A Chinese advertising company has infected and 'completely' hijacked likely hundreds of thousands of Android handsets with an attack so careless it exposes a global botnet to easy hijacking and opens handsets to total compromise by any malware.
FireEye (yet again, these guys need to get some sleep) researchers Yulong Zhang, Zhaofeng Chen, and Yong Kang say Chinese marketing company Xinyinhe which promotes itself as a big player in the app advertising game is behind the attack.
They didn't tag the number of infected devices, but Xinyinhe claims to have 'customers' in 50 countries and be valued as of November at $100 million after it received some $20 million in seed funding in 2013.
FireEye has been asked for the number of infected victims.
The trio say the attack builds its network of customers by tricking them to install malware that gains root access on some 308 different handsets running virtually all versions of the Android operating system from Gingerbread (2.3.4) to the lastest stable Lollipop (5.1.1) build.
These victims are enslaved into a "very large" global botnet that, incredibly, uses plain text for command and control communications allowing "anyone" to hijack it.
Once infected the malware will install legitimate but booby trapped applications without user consent, automatically clicking installation and permission warning prompts.
It installs a backdoor and maintains persistence on devices, and opens its attack vector to compromise by third party malware.
Xinyinhe cannot be reached for comment as it has taken down its site and another linked to the malware. Web archives were not accessible at the time of publication.
"This is a worldwide, spreading malicious adware family with a high threat, likely controlled by a Chinese organisation," the researchers say .
"Any affected user may have inadvertently compromised their user credentials for some online services [and should] change their passwords for any online services such as iTunes, online banking, email, and work accounts."
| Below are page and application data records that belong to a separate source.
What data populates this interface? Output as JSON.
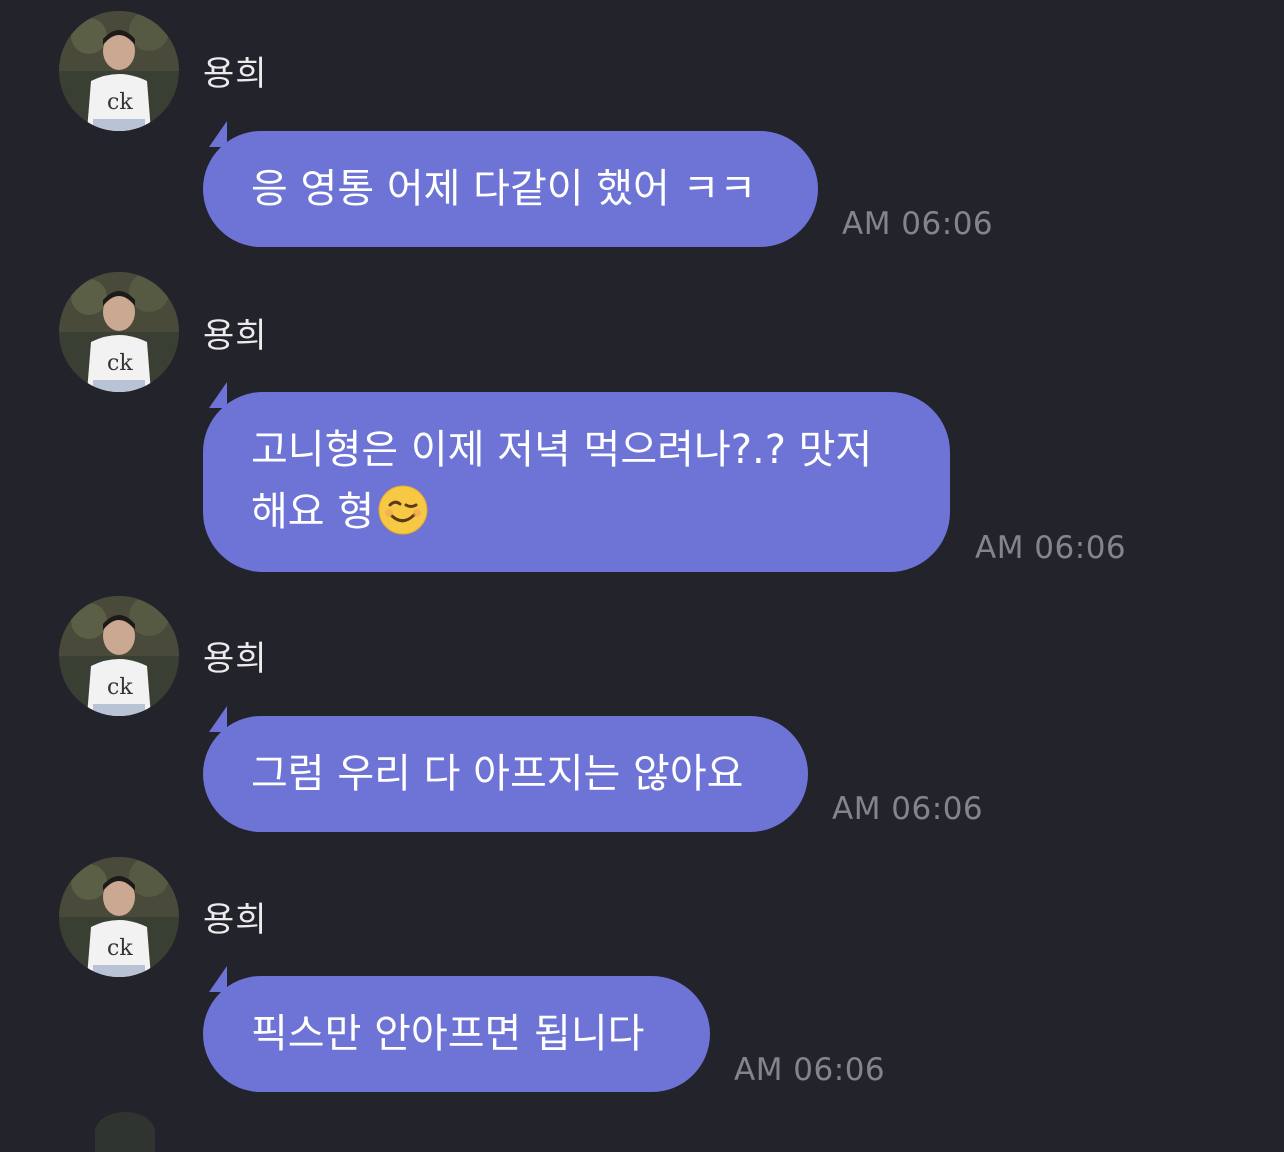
{
  "chat": {
    "messages": [
      {
        "sender": "용희",
        "text": "응 영통 어제 다같이 했어 ㅋㅋ",
        "time": "AM 06:06"
      },
      {
        "sender": "용희",
        "text_line1": "고니형은 이제 저녁 먹으려나?.? 맛저",
        "text_line2": "해요 형",
        "emoji": "winking-face-emoji",
        "time": "AM 06:06"
      },
      {
        "sender": "용희",
        "text": "그럼 우리 다 아프지는 않아요",
        "time": "AM 06:06"
      },
      {
        "sender": "용희",
        "text": "픽스만 안아프면 됩니다",
        "time": "AM 06:06"
      }
    ]
  },
  "colors": {
    "background": "#23232b",
    "bubble": "#6e74d6",
    "time_text": "#84848c",
    "name_text": "#ebebeb"
  }
}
The trio says the attackers are so careless that the infected app which have "full control" root access to phones will allow anyone malware share that priveleged access.
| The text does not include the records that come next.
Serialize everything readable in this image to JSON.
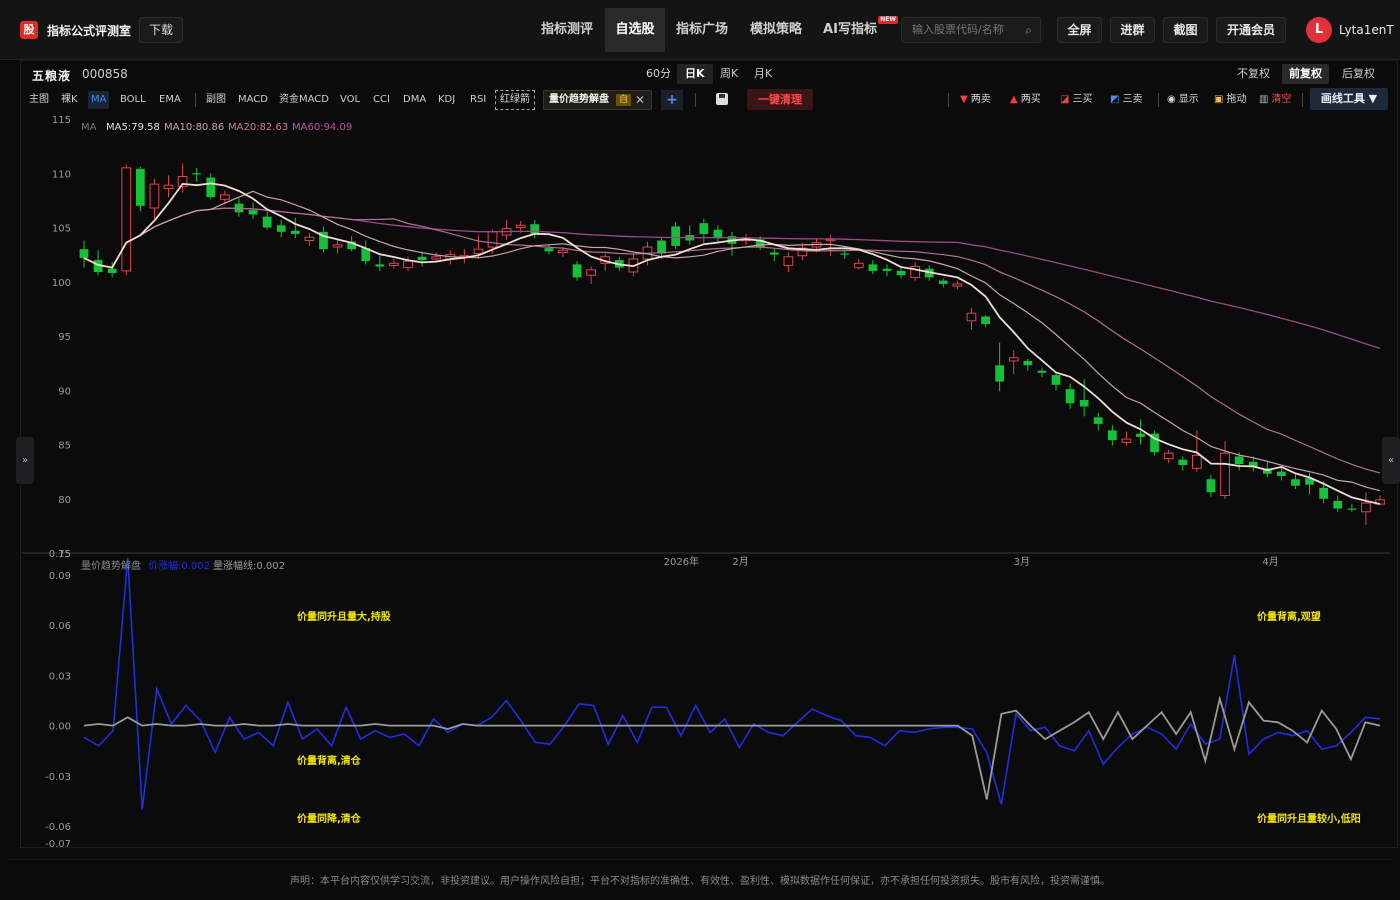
{
  "app": {
    "logo": "股",
    "title": "指标公式评测室",
    "download": "下载"
  },
  "nav": {
    "items": [
      {
        "label": "指标测评"
      },
      {
        "label": "自选股"
      },
      {
        "label": "指标广场"
      },
      {
        "label": "模拟策略"
      },
      {
        "label": "AI写指标"
      }
    ],
    "new_badge": "NEW",
    "active_index": 1
  },
  "search": {
    "placeholder": "输入股票代码/名称"
  },
  "top_buttons": {
    "fullscreen": "全屏",
    "group": "进群",
    "screenshot": "截图",
    "member": "开通会员"
  },
  "user": {
    "initial": "L",
    "name": "Lyta1enT"
  },
  "stock": {
    "name": "五粮液",
    "code": "000858"
  },
  "periods": [
    {
      "label": "60分"
    },
    {
      "label": "日K"
    },
    {
      "label": "周K"
    },
    {
      "label": "月K"
    }
  ],
  "adjust": [
    {
      "label": "不复权"
    },
    {
      "label": "前复权"
    },
    {
      "label": "后复权"
    }
  ],
  "toolbar": {
    "main_label": "主图",
    "items": [
      "裸K",
      "MA",
      "BOLL",
      "EMA"
    ],
    "sub_label": "副图",
    "sub_items": [
      "MACD",
      "资金MACD",
      "VOL",
      "CCI",
      "DMA",
      "KDJ",
      "RSI"
    ],
    "red_green": "红绿箭",
    "indicator_tag": "量价趋势解盘",
    "indicator_self": "自",
    "one_click_clear": "一键清理",
    "draw": {
      "two_sell": "两卖",
      "two_buy": "两买",
      "three_buy": "三买",
      "three_sell": "三卖",
      "show": "显示",
      "drag": "拖动",
      "clear": "清空",
      "tools": "画线工具 ▼"
    }
  },
  "ma_legend": {
    "title": "MA",
    "ma5": "MA5:79.58",
    "ma10": "MA10:80.86",
    "ma20": "MA20:82.63",
    "ma60": "MA60:94.09"
  },
  "indicator_legend": {
    "title": "量价趋势解盘",
    "price_rise": "价涨幅:0.002",
    "vol_rise": "量涨幅线:0.002"
  },
  "annotations": {
    "a1": "价量同升且量大,持股",
    "a2": "价量背离,清仓",
    "a3": "价量同降,清仓",
    "a4": "价量背离,观望",
    "a5": "价量同升且量较小,低阳"
  },
  "footer": "声明：本平台内容仅供学习交流，非投资建议。用户操作风险自担；平台不对指标的准确性、有效性、盈利性、模拟数据作任何保证，亦不承担任何投资损失。股市有风险，投资需谨慎。",
  "colors": {
    "up": "#e0434b",
    "down": "#16c13a",
    "ma5": "#f0ddd0",
    "ma10": "#c8a4a8",
    "ma20": "#b07090",
    "ma60": "#9a4a86",
    "price_line": "#1f2ee0",
    "vol_line": "#9a9a9a",
    "annotation": "#f2e600"
  },
  "chart_data": {
    "type": "candlestick",
    "price_axis": {
      "ticks": [
        115,
        110,
        105,
        100,
        95,
        90,
        85,
        80,
        75
      ],
      "range": [
        75,
        115
      ]
    },
    "time_labels": [
      "2026年",
      "2月",
      "3月",
      "4月"
    ],
    "candles": [
      [
        103.0,
        102.2,
        103.8,
        101.3
      ],
      [
        102.0,
        100.9,
        102.9,
        100.6
      ],
      [
        101.2,
        100.8,
        101.8,
        100.4
      ],
      [
        101.0,
        110.5,
        110.8,
        100.6
      ],
      [
        110.4,
        107.0,
        110.6,
        106.5
      ],
      [
        106.8,
        109.0,
        109.5,
        105.8
      ],
      [
        108.6,
        108.9,
        109.8,
        107.8
      ],
      [
        108.8,
        109.7,
        110.9,
        108.2
      ],
      [
        110.0,
        109.9,
        110.5,
        109.2
      ],
      [
        109.6,
        107.8,
        110.0,
        107.6
      ],
      [
        107.6,
        108.0,
        108.4,
        107.1
      ],
      [
        107.2,
        106.4,
        107.7,
        106.0
      ],
      [
        106.6,
        106.2,
        107.3,
        105.8
      ],
      [
        106.0,
        105.0,
        106.5,
        104.8
      ],
      [
        105.2,
        104.6,
        105.7,
        104.1
      ],
      [
        104.7,
        104.4,
        105.9,
        104.0
      ],
      [
        103.8,
        104.1,
        104.5,
        103.3
      ],
      [
        104.6,
        103.0,
        105.1,
        102.7
      ],
      [
        103.2,
        103.4,
        103.9,
        102.6
      ],
      [
        103.7,
        103.0,
        104.2,
        102.8
      ],
      [
        103.1,
        101.9,
        103.8,
        101.6
      ],
      [
        101.6,
        101.4,
        102.4,
        101.0
      ],
      [
        101.5,
        101.7,
        102.1,
        101.2
      ],
      [
        101.3,
        101.9,
        102.3,
        101.0
      ],
      [
        102.3,
        102.0,
        102.8,
        101.4
      ],
      [
        102.1,
        102.3,
        102.7,
        101.8
      ],
      [
        102.1,
        102.5,
        102.9,
        101.6
      ],
      [
        102.3,
        102.4,
        103.0,
        101.7
      ],
      [
        102.6,
        103.0,
        104.3,
        102.2
      ],
      [
        103.2,
        104.6,
        104.8,
        102.6
      ],
      [
        104.3,
        104.9,
        105.7,
        103.9
      ],
      [
        105.0,
        105.2,
        105.6,
        104.5
      ],
      [
        105.3,
        104.4,
        105.7,
        104.0
      ],
      [
        103.1,
        102.8,
        103.4,
        102.5
      ],
      [
        102.7,
        102.9,
        103.2,
        102.3
      ],
      [
        101.6,
        100.4,
        101.9,
        100.1
      ],
      [
        100.6,
        101.1,
        101.4,
        99.8
      ],
      [
        101.7,
        102.3,
        102.6,
        101.0
      ],
      [
        102.0,
        101.3,
        102.3,
        101.0
      ],
      [
        100.9,
        102.1,
        102.6,
        100.5
      ],
      [
        102.1,
        103.2,
        103.7,
        101.5
      ],
      [
        103.8,
        102.6,
        104.0,
        102.1
      ],
      [
        105.1,
        103.3,
        105.5,
        103.0
      ],
      [
        104.3,
        103.8,
        105.2,
        103.4
      ],
      [
        105.4,
        104.4,
        105.8,
        103.6
      ],
      [
        104.8,
        104.0,
        105.2,
        103.5
      ],
      [
        104.2,
        103.5,
        104.6,
        102.4
      ],
      [
        103.8,
        103.9,
        104.4,
        103.4
      ],
      [
        103.9,
        103.2,
        104.2,
        102.9
      ],
      [
        102.7,
        102.5,
        103.1,
        101.9
      ],
      [
        101.5,
        102.3,
        102.7,
        100.9
      ],
      [
        102.4,
        103.1,
        103.6,
        102.0
      ],
      [
        103.2,
        103.6,
        104.0,
        102.7
      ],
      [
        103.8,
        103.9,
        104.3,
        102.4
      ],
      [
        102.6,
        102.5,
        103.0,
        102.1
      ],
      [
        101.3,
        101.7,
        102.1,
        101.1
      ],
      [
        101.6,
        101.0,
        102.0,
        100.7
      ],
      [
        101.2,
        101.0,
        101.6,
        100.5
      ],
      [
        101.0,
        100.6,
        101.3,
        100.3
      ],
      [
        100.4,
        101.4,
        101.8,
        100.1
      ],
      [
        101.2,
        100.4,
        101.5,
        100.1
      ],
      [
        100.1,
        99.8,
        100.3,
        99.5
      ],
      [
        99.6,
        99.8,
        100.1,
        99.3
      ],
      [
        96.4,
        97.1,
        97.6,
        95.6
      ],
      [
        96.8,
        96.1,
        96.9,
        95.8
      ],
      [
        92.3,
        90.8,
        94.4,
        89.9
      ],
      [
        92.7,
        93.0,
        93.7,
        91.5
      ],
      [
        92.7,
        92.3,
        92.9,
        91.8
      ],
      [
        91.8,
        91.6,
        92.1,
        91.2
      ],
      [
        91.4,
        90.5,
        91.6,
        90.0
      ],
      [
        90.1,
        88.8,
        90.6,
        88.3
      ],
      [
        89.1,
        88.5,
        91.0,
        87.6
      ],
      [
        87.5,
        86.9,
        87.9,
        86.3
      ],
      [
        86.3,
        85.4,
        86.8,
        84.9
      ],
      [
        85.2,
        85.5,
        86.2,
        84.9
      ],
      [
        86.0,
        85.7,
        87.3,
        85.0
      ],
      [
        86.0,
        84.3,
        86.3,
        84.0
      ],
      [
        83.7,
        84.2,
        84.5,
        83.3
      ],
      [
        83.6,
        83.1,
        83.9,
        82.6
      ],
      [
        82.8,
        84.0,
        86.3,
        82.5
      ],
      [
        81.8,
        80.6,
        82.2,
        80.2
      ],
      [
        80.3,
        84.2,
        85.3,
        80.0
      ],
      [
        83.9,
        83.2,
        84.3,
        82.6
      ],
      [
        83.4,
        82.9,
        83.9,
        82.5
      ],
      [
        82.8,
        82.3,
        83.4,
        82.0
      ],
      [
        82.5,
        82.1,
        82.9,
        81.7
      ],
      [
        81.8,
        81.2,
        82.3,
        80.9
      ],
      [
        81.9,
        81.3,
        82.4,
        80.4
      ],
      [
        81.0,
        80.0,
        81.6,
        79.6
      ],
      [
        79.8,
        79.1,
        80.3,
        78.8
      ],
      [
        79.1,
        79.0,
        79.5,
        78.8
      ],
      [
        78.8,
        79.6,
        80.6,
        77.6
      ],
      [
        79.5,
        79.9,
        80.3,
        79.4
      ]
    ],
    "ma_latest": {
      "ma5": 79.58,
      "ma10": 80.86,
      "ma20": 82.63,
      "ma60": 94.09
    },
    "indicator_axis": {
      "ticks": [
        0.15,
        0.09,
        0.06,
        0.03,
        0.0,
        -0.03,
        -0.06,
        -0.07
      ],
      "range": [
        -0.07,
        0.1
      ]
    },
    "price_change": [
      -0.007,
      -0.012,
      -0.003,
      0.1,
      -0.05,
      0.022,
      0.001,
      0.012,
      0.003,
      -0.016,
      0.005,
      -0.008,
      -0.004,
      -0.012,
      0.014,
      -0.008,
      -0.002,
      -0.012,
      0.011,
      -0.008,
      -0.003,
      -0.007,
      -0.005,
      -0.012,
      0.004,
      -0.004,
      0.001,
      0.0,
      0.005,
      0.015,
      0.003,
      -0.01,
      -0.011,
      0.0,
      0.013,
      0.012,
      -0.011,
      0.006,
      -0.01,
      0.011,
      0.011,
      -0.006,
      0.012,
      -0.004,
      0.004,
      -0.013,
      0.001,
      -0.004,
      -0.006,
      0.002,
      0.01,
      0.006,
      0.003,
      -0.006,
      -0.007,
      -0.012,
      -0.003,
      -0.004,
      -0.002,
      -0.001,
      -0.001,
      -0.002,
      -0.016,
      -0.047,
      0.007,
      -0.003,
      -0.001,
      -0.012,
      -0.015,
      -0.003,
      -0.023,
      -0.013,
      -0.005,
      -0.001,
      -0.005,
      -0.014,
      0.001,
      -0.011,
      -0.008,
      0.042,
      -0.017,
      -0.008,
      -0.004,
      -0.006,
      -0.003,
      -0.014,
      -0.012,
      -0.004,
      0.005,
      0.004
    ],
    "volume_change": [
      0.0,
      0.001,
      0.0,
      0.005,
      0.0,
      0.001,
      0.0,
      0.0,
      0.001,
      0.0,
      0.0,
      0.001,
      0.0,
      0.0,
      0.001,
      0.0,
      0.0,
      0.0,
      0.0,
      0.0,
      0.001,
      0.0,
      0.0,
      0.0,
      0.0,
      -0.002,
      0.001,
      0.0,
      0.0,
      0.0,
      0.0,
      0.0,
      0.0,
      0.0,
      0.0,
      0.0,
      0.0,
      0.0,
      0.0,
      0.0,
      0.0,
      0.0,
      0.0,
      0.0,
      0.0,
      0.0,
      0.0,
      0.0,
      0.0,
      0.0,
      0.0,
      0.0,
      0.0,
      0.0,
      0.0,
      0.0,
      0.0,
      0.0,
      0.0,
      0.0,
      0.0,
      -0.006,
      -0.044,
      0.007,
      0.009,
      0.0,
      -0.008,
      -0.003,
      0.002,
      0.008,
      -0.008,
      0.008,
      -0.008,
      0.0,
      0.008,
      -0.005,
      0.008,
      -0.021,
      0.016,
      -0.014,
      0.014,
      0.003,
      0.002,
      -0.003,
      -0.01,
      0.009,
      -0.002,
      -0.02,
      0.002,
      0.0
    ]
  }
}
This means writers of less harmful malware could take advantage of the infections to gain root privilege, hijack the devices, and inflict "permanent damages".
So far some 300 infected apps have been discovered including the popular Amazon, Memory Booster, and Clean Master.
The adware uses "novel" and impressive techniques for persistence and obfuscation such as installing system level services, and modifying the boot recovery script used to flash new operating system ROMs.
Zhang, Chen, and Kang say attackers have repackaged the popular apps with malicious logic that is continuously updated.
The most recent samples sport more powerful obfuscation and packing mechanisms.
Additional technical information is available in FireEye's analysis. ®